These watchwords are said to have arisen in Germany during the disputed succession of the empire between 1135 and 1152, when the Welfs of Bavaria opposed the Swabian princes of Waiblingen origin.
It belonged to the family of Welf, then to the bishops of Hildesheim, and then, in 1369, it came again into the possession of the Welfs, now dukes of Brunswick.
In 858 Louis the German, summoned by the disaffected nobles, invaded the kingdom of Charles, who fled to Burgundy, and was only saved by the help of the bishops, and by the fidelity of the family of the Welfs, who were related to Judith.

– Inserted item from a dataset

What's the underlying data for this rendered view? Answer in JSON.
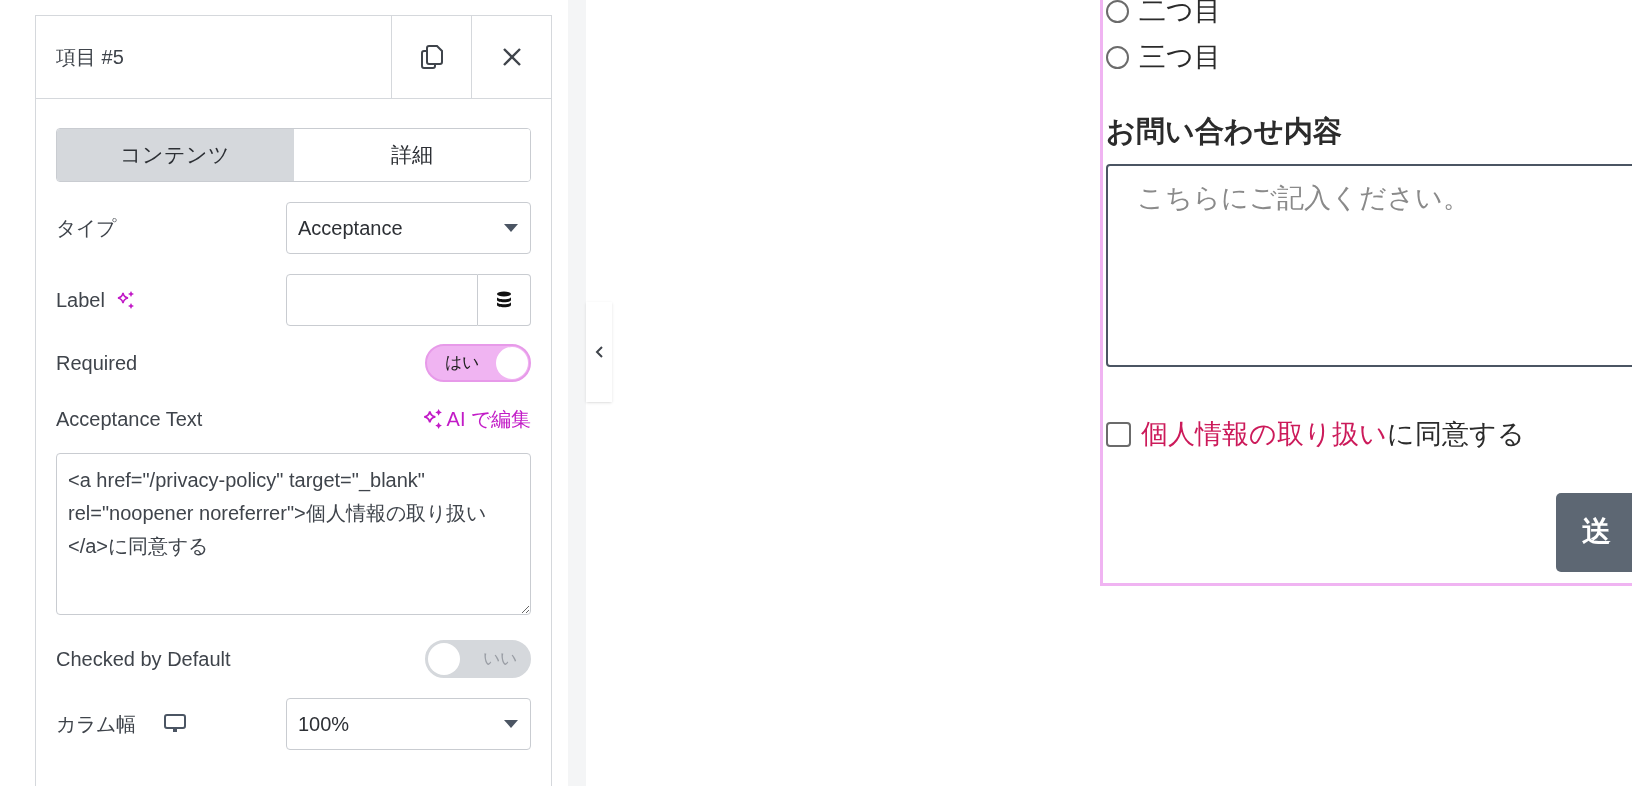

During the later years of the rule of the Welfs, however, a contrary tendency had operated, and the extent of Bavaria had been reduced.
The first of these centred round the restless and unruly Welfs; after a time these insurgents were joined by their former enemies, the rulers of Saxony, of Thuringia and of Meissen, who were angered by Henrys conduct.
The Welfs also gained the assistance of Canute VI., king of Denmark.
Abandoning the cause of the Welfs, he fought for Conrad against them, and in 1152 the dying king advised the princes to choose Frederick as his successor to the exclusion of his own young son.
This diocese, and indeed the whole of Bavaria, was then disturbed by the feud between the Welfs and the Hohenstaufen, and the church was in a deplorable condition; but a great improvement was brought about by the new bishop in both ecclesiastical and secular matters.
Affied through his mother to the Welfs of Bavaria, and anxious to put an end to the unrest which dominated Germany, especially to the strife between the families of WeIf and Hohenstaufen, Frederick began his reign by promising to secure for Henry the Lion the duchy of Bavaria, and by appeasing Henrys uncle, Count Welf, by making him duke of Spol.eto and margrave of Tuscany.